“I correspond with some members of a group of people afflicted with PPH. One woman lives on a ranch in some Western state, more than an hour’s drive from a doctor, longer from a hospital. She blew a hole in her heart giving birth. The baby is okay. She barely survived.
I think about the baby inside me not having a mother. I am beginning to feel like I know him. He tells me his name is Max; Maximilian August. He likes to swim inside me, like a little fish. He sticks his head, fists and feet in my stomach, most days. At other times, he twirls around like a cat making itself comfortable on my lap. Only he’s inside.
In bed at night, we do Morse code on my stomach. Tap, tap, he goes, making rolling hills on my belly. Tap, tap, I respond, lightly drumming my fingers on his. We talk all the time. I tell him I’m sorry I am dying. I hope I can find him another mommy.
“Are you writing?” a friend asks.
“Yes,” I lie. How can I explain that my brain feels all like I’ve been hitting the cold medicine really hard and that writing doesn’t seem to have any point anymore? I have been writing professionally for more than a decade. I have filing cabinets full of yellowed newspaper clippings. Who, besides my mother, reads them?
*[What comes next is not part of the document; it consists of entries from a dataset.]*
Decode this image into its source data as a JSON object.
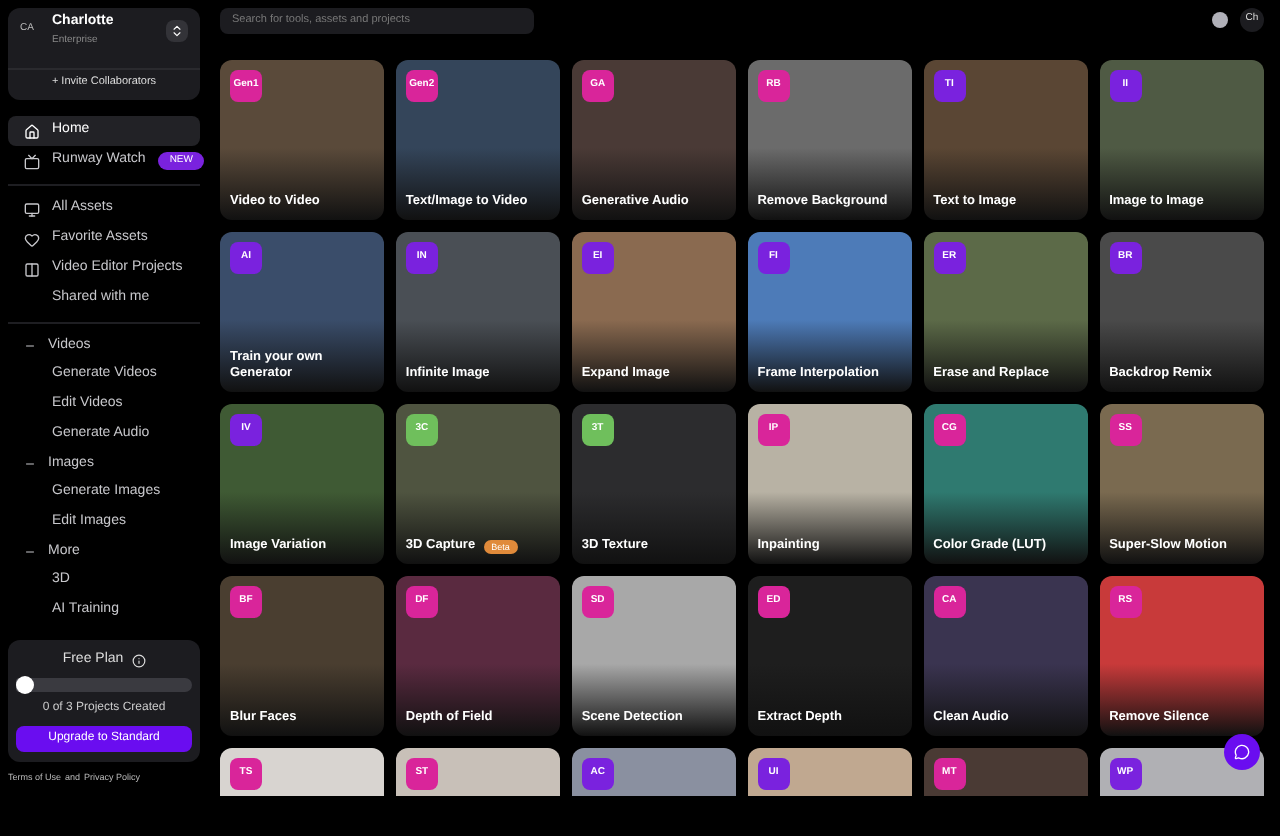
{
  "account": {
    "avatar": "CA",
    "name": "Charlotte",
    "plan": "Enterprise",
    "invite": "+ Invite Collaborators"
  },
  "nav": [
    {
      "label": "Home",
      "selected": true
    },
    {
      "label": "Runway Watch",
      "selected": false,
      "badge": "NEW"
    }
  ],
  "library": [
    {
      "label": "All Assets",
      "selected": false
    },
    {
      "label": "Favorite Assets",
      "selected": false
    },
    {
      "label": "Video Editor Projects",
      "selected": false
    },
    {
      "label": "Shared with me",
      "selected": false
    }
  ],
  "sections": [
    {
      "title": "Videos",
      "expanded": true,
      "items": [
        {
          "label": "Generate Videos",
          "selected": false
        },
        {
          "label": "Edit Videos",
          "selected": false
        },
        {
          "label": "Generate Audio",
          "selected": false
        }
      ]
    },
    {
      "title": "Images",
      "expanded": true,
      "items": [
        {
          "label": "Generate Images",
          "selected": false
        },
        {
          "label": "Edit Images",
          "selected": false
        }
      ]
    },
    {
      "title": "More",
      "expanded": true,
      "items": [
        {
          "label": "3D",
          "selected": false
        },
        {
          "label": "AI Training",
          "selected": false
        }
      ]
    }
  ],
  "plan_card": {
    "title": "Free Plan",
    "level": 0.05,
    "caption": "0 of 3 Projects Created",
    "button": "Upgrade to Standard"
  },
  "footer": {
    "terms": "Terms of Use",
    "and": "and",
    "privacy": "Privacy Policy"
  },
  "search": {
    "placeholder": "Search for tools, assets and projects"
  },
  "user_avatar": "Ch",
  "tiles": [
    {
      "badge": "Gen1",
      "color": "#d9259a",
      "label": "Video to Video"
    },
    {
      "badge": "Gen2",
      "color": "#d9259a",
      "label": "Text/Image to Video"
    },
    {
      "badge": "GA",
      "color": "#d9259a",
      "label": "Generative Audio"
    },
    {
      "badge": "RB",
      "color": "#d9259a",
      "label": "Remove Background"
    },
    {
      "badge": "TI",
      "color": "#7a22de",
      "label": "Text to Image"
    },
    {
      "badge": "II",
      "color": "#7a22de",
      "label": "Image to Image"
    },
    {
      "badge": "AI",
      "color": "#7a22de",
      "label": "Train your own Generator"
    },
    {
      "badge": "IN",
      "color": "#7a22de",
      "label": "Infinite Image"
    },
    {
      "badge": "EI",
      "color": "#7a22de",
      "label": "Expand Image"
    },
    {
      "badge": "FI",
      "color": "#7a22de",
      "label": "Frame Interpolation"
    },
    {
      "badge": "ER",
      "color": "#7a22de",
      "label": "Erase and Replace"
    },
    {
      "badge": "BR",
      "color": "#7a22de",
      "label": "Backdrop Remix"
    },
    {
      "badge": "IV",
      "color": "#7a22de",
      "label": "Image Variation"
    },
    {
      "badge": "3C",
      "color": "#6fbf5c",
      "label": "3D Capture",
      "tag": "Beta"
    },
    {
      "badge": "3T",
      "color": "#6fbf5c",
      "label": "3D Texture"
    },
    {
      "badge": "IP",
      "color": "#d9259a",
      "label": "Inpainting"
    },
    {
      "badge": "CG",
      "color": "#d9259a",
      "label": "Color Grade (LUT)"
    },
    {
      "badge": "SS",
      "color": "#d9259a",
      "label": "Super-Slow Motion"
    },
    {
      "badge": "BF",
      "color": "#d9259a",
      "label": "Blur Faces"
    },
    {
      "badge": "DF",
      "color": "#d9259a",
      "label": "Depth of Field"
    },
    {
      "badge": "SD",
      "color": "#d9259a",
      "label": "Scene Detection"
    },
    {
      "badge": "ED",
      "color": "#d9259a",
      "label": "Extract Depth"
    },
    {
      "badge": "CA",
      "color": "#d9259a",
      "label": "Clean Audio"
    },
    {
      "badge": "RS",
      "color": "#d9259a",
      "label": "Remove Silence"
    },
    {
      "badge": "TS",
      "color": "#d9259a"
    },
    {
      "badge": "ST",
      "color": "#d9259a"
    },
    {
      "badge": "AC",
      "color": "#7a22de"
    },
    {
      "badge": "UI",
      "color": "#7a22de"
    },
    {
      "badge": "MT",
      "color": "#d9259a"
    },
    {
      "badge": "WP",
      "color": "#7a22de"
    }
  ]
}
I have just been killing trees.
I call people I haven’t talked to in ages, friends or fellow writers, and update them on my life: I am pregnant and I am going to die.”
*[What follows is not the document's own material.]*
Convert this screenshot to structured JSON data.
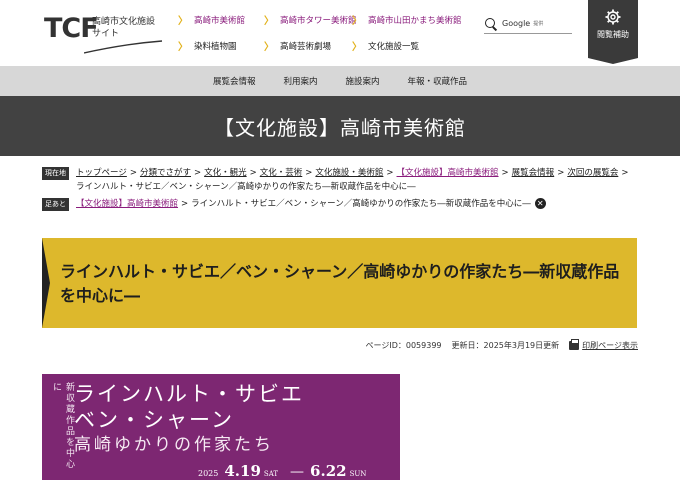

Published in Mamaphonic: Balancing Motherhood and Other Creative Acts, editors Bee Lavender and Maia Rossini, Softskull Press, Brooklyn, NY, November 2004, pp 72-77.